Over the last two days, I was shooting a series of driver safety videos for AARP which consisted of mostly driving shots. As much as I wanted to shoot the driving scenes with a process trailer like the one pictured (photo courtesy of GripToyz), we had to keep it lower profile because we would be driving in various situations that prohibited it so we ended up shooting off the back of an insert car while towing the picture cars.
The obvious disadvantage of this is that we are only able to get a front view of the car while driving and the distance adds some additional limitations. But it worked out well enough. For our first setup, which is pictured above, we tried out a bungee-type system of suspending the camera to absorb the shocks and vibrations. It worked out okay, but it required much too much effort to operate so we ended up ditching it for the obvious for the subsequent setups: a tripod. That method quickly proved to be way better by providing much more control and stability.
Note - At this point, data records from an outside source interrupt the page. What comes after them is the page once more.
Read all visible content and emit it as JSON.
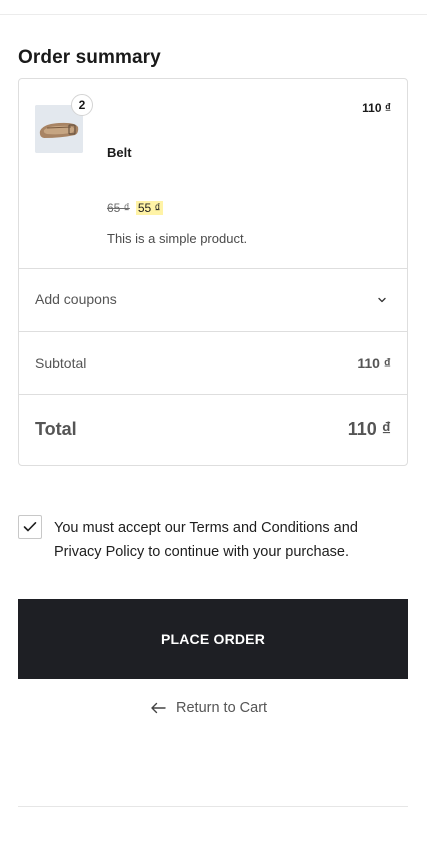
{
  "summary": {
    "title": "Order summary"
  },
  "item": {
    "name": "Belt",
    "quantity": "2",
    "line_total": "110 ₫",
    "regular_price": "65 ₫",
    "sale_price": "55 ₫",
    "description": "This is a simple product.",
    "thumbnail_icon": "belt-image"
  },
  "coupons": {
    "label": "Add coupons",
    "icon": "chevron-down-icon"
  },
  "totals": {
    "subtotal_label": "Subtotal",
    "subtotal_value": "110 ₫",
    "total_label": "Total",
    "total_value": "110 ₫"
  },
  "terms": {
    "checked": true,
    "text": "You must accept our Terms and Conditions and Privacy Policy to continue with your purchase."
  },
  "actions": {
    "place_order_label": "PLACE ORDER",
    "return_label": "Return to Cart",
    "return_icon": "arrow-left-icon"
  },
  "colors": {
    "button_bg": "#1e1f24",
    "sale_highlight": "#fff3a6",
    "border": "#dedede"
  }
}
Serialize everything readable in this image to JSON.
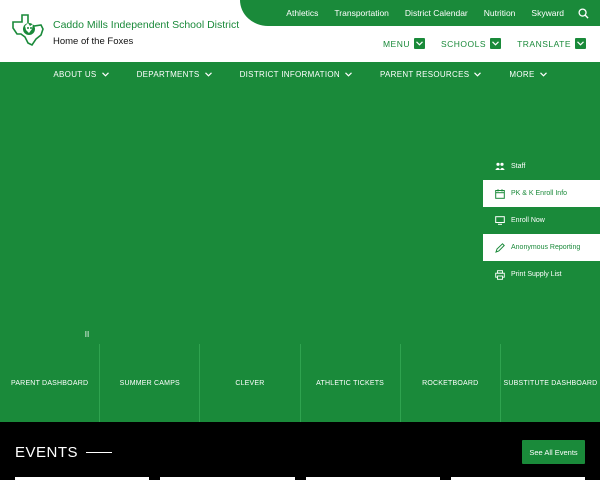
{
  "header": {
    "district_name": "Caddo Mills Independent School District",
    "tagline": "Home of the Foxes",
    "utility_links": [
      "Athletics",
      "Transportation",
      "District Calendar",
      "Nutrition",
      "Skyward"
    ],
    "top_menus": [
      "MENU",
      "SCHOOLS",
      "TRANSLATE"
    ]
  },
  "nav": {
    "items": [
      "ABOUT US",
      "DEPARTMENTS",
      "DISTRICT INFORMATION",
      "PARENT RESOURCES",
      "MORE"
    ]
  },
  "hero": {
    "pause_label": "II"
  },
  "quicklinks": [
    {
      "label": "Staff",
      "icon": "people-icon"
    },
    {
      "label": "PK & K Enroll Info",
      "icon": "calendar-icon"
    },
    {
      "label": "Enroll Now",
      "icon": "screen-icon"
    },
    {
      "label": "Anonymous Reporting",
      "icon": "pencil-icon"
    },
    {
      "label": "Print Supply List",
      "icon": "printer-icon"
    }
  ],
  "tiles": [
    "PARENT DASHBOARD",
    "SUMMER CAMPS",
    "CLEVER",
    "ATHLETIC TICKETS",
    "ROCKETBOARD",
    "SUBSTITUTE DASHBOARD"
  ],
  "events": {
    "title": "EVENTS",
    "see_all_label": "See All Events"
  },
  "colors": {
    "brand_green": "#1a8a3a",
    "white": "#ffffff",
    "black": "#000000"
  }
}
With this shooting setup, there wasn’t much we could do for lighting other than sticking a light as far to the side of the truck as possible. Here we are using an Arri M18 HMI unit. It provided enough light to see the driver but we probably could have used twice as much light.
For any side shots, we had the option of a hostess tray but time didn’t permit us to set that up so we had to shoot from the passenger seat. I probably should have gotten a photo of that setup, but I didn’t. Basically, for any shots inside the cars, whether it was from the side or shooting forward from the backseat, we just set the camera on a full apple box and furni-pad and I operated that way. For the side shots of the drivers, the apple box and camera sat in the front seat while I operated from the back seat.
Because I knew that we would be shooting a lot from the inside of cars with minimal resources for lighting and time, the Red Dragon camera seemed to be our best bet because of it’s ridiculous 16 stop latitude. I had a C100 on hand and should have busted it out to compare how it would have handled the same situations but I only thought of that just now while writing this post. Here is a frame grab of one of the shots inside the car looking out. The exterior is overexposed a bit, as it should, but nothing looses detail and the exposure on the face from just the ambient light outside is enough for good exposure. Not bad, Dragon. Not bad.
We also had a green screen shoot as part of this project. It always amazes me at how easy it is to light green screens these days with these new-fangled digital cameras. Back in the film days we would have to be so careful about getting even lighting on the green, but now it seems like (and is like) all you gotta do is slap a Kino-Flo on each side of the frame at the right exposure and then light your subject. Whether or not it’s that easy, it sure seems like it. Here is a picture of our simple, standard-issue setup:
If you have any questions, comments, or complaints, feel free to make them below. Thanks for reading!